DATA RECORDS below:
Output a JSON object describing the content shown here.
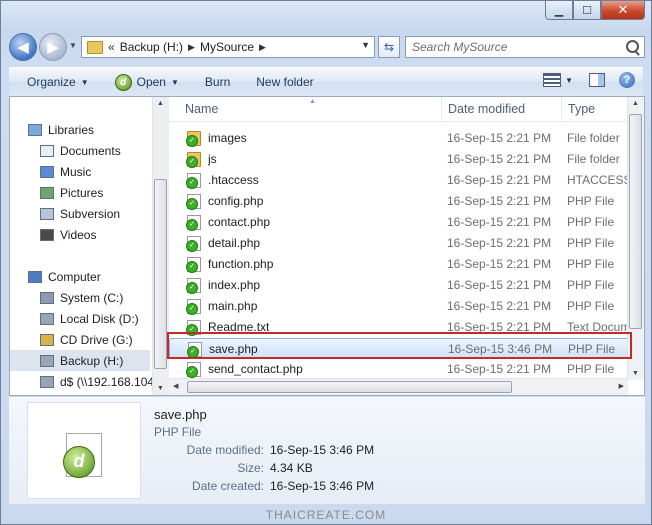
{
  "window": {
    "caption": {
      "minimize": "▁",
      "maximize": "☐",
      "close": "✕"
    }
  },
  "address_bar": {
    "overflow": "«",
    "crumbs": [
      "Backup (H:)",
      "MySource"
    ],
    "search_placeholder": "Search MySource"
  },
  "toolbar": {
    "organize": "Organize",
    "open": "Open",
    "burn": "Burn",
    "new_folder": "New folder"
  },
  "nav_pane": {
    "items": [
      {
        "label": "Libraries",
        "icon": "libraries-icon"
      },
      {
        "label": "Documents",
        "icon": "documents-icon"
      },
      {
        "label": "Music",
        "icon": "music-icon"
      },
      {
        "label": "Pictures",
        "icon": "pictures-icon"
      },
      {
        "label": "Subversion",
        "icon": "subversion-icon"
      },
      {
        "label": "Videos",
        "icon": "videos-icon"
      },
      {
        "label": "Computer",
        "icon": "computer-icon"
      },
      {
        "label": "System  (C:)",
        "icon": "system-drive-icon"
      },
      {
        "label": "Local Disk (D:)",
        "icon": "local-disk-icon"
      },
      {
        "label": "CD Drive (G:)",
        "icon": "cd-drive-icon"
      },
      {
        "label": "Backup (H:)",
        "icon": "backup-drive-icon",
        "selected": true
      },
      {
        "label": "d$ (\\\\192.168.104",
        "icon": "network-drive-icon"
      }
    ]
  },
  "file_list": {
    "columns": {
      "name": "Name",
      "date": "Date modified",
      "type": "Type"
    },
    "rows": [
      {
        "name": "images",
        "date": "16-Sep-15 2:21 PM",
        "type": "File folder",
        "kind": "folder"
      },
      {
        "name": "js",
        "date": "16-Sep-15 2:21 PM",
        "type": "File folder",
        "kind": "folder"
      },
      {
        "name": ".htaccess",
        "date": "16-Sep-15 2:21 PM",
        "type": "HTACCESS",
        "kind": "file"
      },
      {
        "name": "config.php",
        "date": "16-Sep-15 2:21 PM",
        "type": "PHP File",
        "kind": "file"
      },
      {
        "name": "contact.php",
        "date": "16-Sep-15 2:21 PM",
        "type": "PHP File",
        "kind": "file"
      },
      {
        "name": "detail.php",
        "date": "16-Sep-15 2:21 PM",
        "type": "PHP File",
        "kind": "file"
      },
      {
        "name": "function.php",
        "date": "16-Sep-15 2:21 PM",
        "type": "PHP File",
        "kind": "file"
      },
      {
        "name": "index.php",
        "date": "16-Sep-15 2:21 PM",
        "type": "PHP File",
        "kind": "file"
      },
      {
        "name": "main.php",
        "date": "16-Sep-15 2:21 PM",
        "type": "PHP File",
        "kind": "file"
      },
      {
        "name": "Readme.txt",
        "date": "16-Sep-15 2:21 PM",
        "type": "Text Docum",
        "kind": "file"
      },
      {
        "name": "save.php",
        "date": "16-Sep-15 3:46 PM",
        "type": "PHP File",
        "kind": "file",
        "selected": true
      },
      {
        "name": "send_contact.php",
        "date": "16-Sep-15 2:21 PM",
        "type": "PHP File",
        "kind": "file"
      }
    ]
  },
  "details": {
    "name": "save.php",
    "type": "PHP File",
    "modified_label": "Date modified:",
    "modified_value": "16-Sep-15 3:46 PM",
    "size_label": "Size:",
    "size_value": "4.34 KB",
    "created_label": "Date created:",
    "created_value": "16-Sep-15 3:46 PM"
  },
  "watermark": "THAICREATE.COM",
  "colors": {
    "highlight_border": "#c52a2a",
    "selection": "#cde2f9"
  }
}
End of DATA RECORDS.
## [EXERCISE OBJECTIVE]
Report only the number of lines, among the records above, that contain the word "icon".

## [SOLUTION BELOW]
12